George Kinder

Middle school parents line up for carpool on a Tuesday afternoon.

George Kinder, Staff Writer

Every day, hundreds of cars roll through the campus to either drop off or pick up students. The lines sometimes feel extremely long, but what is it like from the perspective of those who run the carpool?

Although lines will most likely stay fairly long because of challenges to  to shorten them, faculty and staff who oversee the carpool have a few tips and reasons for how the carpool is managed. 

 “We modify traffic flow as needed to provide the fastest times, but we also have to ensure that we do not upset our community on San Felipe and we ensure safety for everyone at all times, ” security manager Ms. Julie Burris-Richardson said.

 To ensure that cars keep from blocking San Felipe,  the parking garage is used to help more cars get onto campus and to help with traffic flow.

“Directing traffic through the garage helps to alleviate the traffic,” she said. “We realize this is an inconvenience, but it is absolutely necessary at times.” 

In addition, there is an off-duty officer working the light outside of Kinkaid. The hope is that more cars will be able to get off San Felipe Street and onto the campus grounds. Traffic isn’t just caused by the number of cars that enter the school, but other factors as well. 

“Light outages, vehicle accidents, lane closures on San Felipe, weather, the time it takes students to exit the vehicle, the number of events on campus, the arrival time for students could potentially be at the same time, parents/visitors parking in staff parking [could all be reasons for traffic].” Ms. Burris-Richardson said.

If traffic lines seem as if they are being held up, it is probably because of one of these many reasons, which means that students and parents will have to stay patient in traffic lines.
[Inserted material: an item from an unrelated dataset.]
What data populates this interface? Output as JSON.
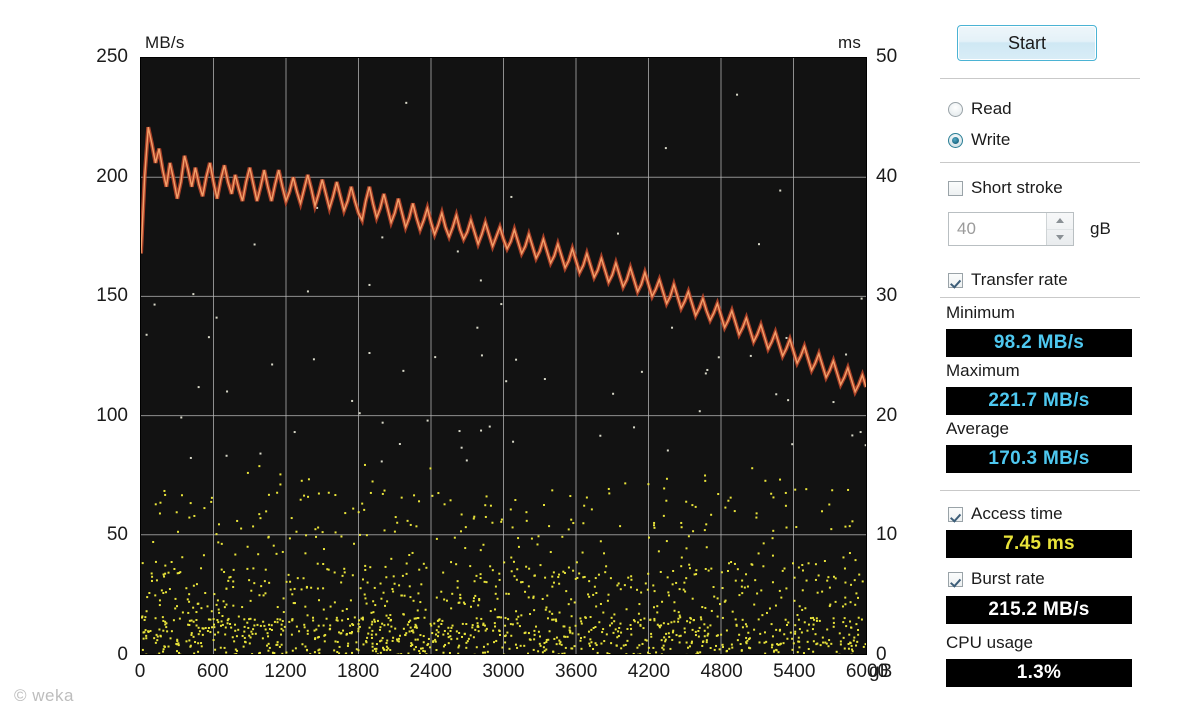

Kinkaid families can help as a community by ensuring that traffic rules are always obeyed, staying off  cell phones, and going the speed limit.